Routines & Adaptability: How Producers Keep Virtual Training on Track

Posted by InSync Training on Oct 9, 2019 10:14:00 AM

Virtual classroom producer at workWe know virtual classrooms include technology bells and whistles designed to promote learner engagement. But how do instructors manage so many moving parts? We highly recommend bringing in a second set of hands to help juggle everything. The best option? A technical or instructional producer

Whether you provide production support in your organization’s live online learning events, or you would simply like to create smoother virtual sessions, try applying a few simple approaches for seamless programs.

Our team of multitasking, multi-talented producers outlined their tried-and-true recommendations to help you reach modern learning MVP status.

Use the cloud creatively.

“I have a OneNote page dedicated to each client and class. I use it to store links, host keys, groups, etc. This allows me to prepare for the session on one machine but access the information on any of my computers through OneNote. The pages update across the cloud almost instantly! Likewise, I put all the files I need for a class on my personal Dropbox folder so I can easily get them from any of my computers. I also have a prep sheet for each week where I store all the info I need to access and run each session. This helps me discover if I'm missing something and need to follow up with someone to get that info ahead of time.” - Lynette S.

Set a routine.

“As the producer I have a routine I follow - in InSync’s case guided by the Producer Checklist - for each platform/class, and I follow it religiously. It has helped me avoid more than one disaster. I highly recommend making a checklist by client or platform. I also have a Windows sticky note on my desktop with common phrases and instructions so I can quickly copy and paste them into chat. They include things like how to connect audio, how to switch from the browser to desktop app in Webex, breakout instructions for the broadcast, etc. Doing this means I can go on autopilot for those things and focus on the one-offs that will inevitably come up during supporting a session.” - Michelle S.

Adapt based on facilitator and learner needs.
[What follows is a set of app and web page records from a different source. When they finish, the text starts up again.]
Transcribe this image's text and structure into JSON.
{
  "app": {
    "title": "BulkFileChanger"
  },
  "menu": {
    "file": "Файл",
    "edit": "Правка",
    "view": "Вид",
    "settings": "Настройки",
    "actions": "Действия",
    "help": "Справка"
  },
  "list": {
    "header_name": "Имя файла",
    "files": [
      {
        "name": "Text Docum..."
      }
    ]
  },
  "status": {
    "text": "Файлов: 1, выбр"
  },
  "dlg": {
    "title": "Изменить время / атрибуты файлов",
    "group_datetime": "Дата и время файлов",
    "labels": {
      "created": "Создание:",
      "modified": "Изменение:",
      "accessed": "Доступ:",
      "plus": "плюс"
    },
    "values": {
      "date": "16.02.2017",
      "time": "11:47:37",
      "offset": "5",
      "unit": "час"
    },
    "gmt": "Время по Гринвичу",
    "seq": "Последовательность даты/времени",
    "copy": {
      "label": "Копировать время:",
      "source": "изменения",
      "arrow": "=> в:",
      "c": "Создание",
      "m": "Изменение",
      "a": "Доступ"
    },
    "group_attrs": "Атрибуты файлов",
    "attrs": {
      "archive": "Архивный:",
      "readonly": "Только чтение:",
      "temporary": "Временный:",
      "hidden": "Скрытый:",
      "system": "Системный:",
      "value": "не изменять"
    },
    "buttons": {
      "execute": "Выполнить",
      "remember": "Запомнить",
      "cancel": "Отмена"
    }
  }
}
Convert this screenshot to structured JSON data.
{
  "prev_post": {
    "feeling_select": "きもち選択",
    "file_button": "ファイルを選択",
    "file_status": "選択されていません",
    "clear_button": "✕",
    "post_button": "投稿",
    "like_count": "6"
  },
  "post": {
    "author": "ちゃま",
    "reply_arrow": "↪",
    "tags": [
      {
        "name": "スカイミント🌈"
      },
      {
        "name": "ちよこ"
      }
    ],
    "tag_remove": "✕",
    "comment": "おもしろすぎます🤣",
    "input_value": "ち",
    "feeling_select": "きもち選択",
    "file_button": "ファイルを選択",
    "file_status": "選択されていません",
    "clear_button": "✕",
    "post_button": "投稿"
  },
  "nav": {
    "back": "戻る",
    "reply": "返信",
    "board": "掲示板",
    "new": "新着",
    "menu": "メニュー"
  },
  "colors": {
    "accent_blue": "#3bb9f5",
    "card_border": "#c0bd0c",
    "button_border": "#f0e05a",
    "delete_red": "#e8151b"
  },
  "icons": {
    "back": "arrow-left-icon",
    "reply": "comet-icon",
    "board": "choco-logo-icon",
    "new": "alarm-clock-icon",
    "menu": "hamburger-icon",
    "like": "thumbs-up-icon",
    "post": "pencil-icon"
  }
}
“I've learned that every facilitator is very different. My first step is to reach out to the facilitator with a list of my producer to-dos and ask them if they want to change anything. Once we have touched base, the most important thing I've noticed is engaging the learners in the beginning. Warming up to them, getting them comfortable with speaking up, being on camera, and just talking and chatting in general prove critical to the success of the whole session. From there, keeping in touch with facilitator during the session for any changes during the session is really important. Keep them updated via Skype, chat, etc on happenings with certain learners and any issues they may have so that they know where to focus their attention. After a session, I try and get the recordings, roster, and reports sent immediately with a note on how the session went. Finally, if I see someone coming into a series after me as producer I will reach out with a little FYI on the session and any tips and tricks I learned.” - Nicki N.

Practical experience and this expert insight speaks to the core competencies of successful virtual classroom production: communication, planning, and flexibility.

Hoping to build your skills as a virtual classroom producer? Become your corporate training MVP with our Master Virtual Producer certificate course.

Expert Synchronous Producer (ESP) Certificate

Topics: Virtual Classroom - Production, Virtual Classroom - Best Practices, Producer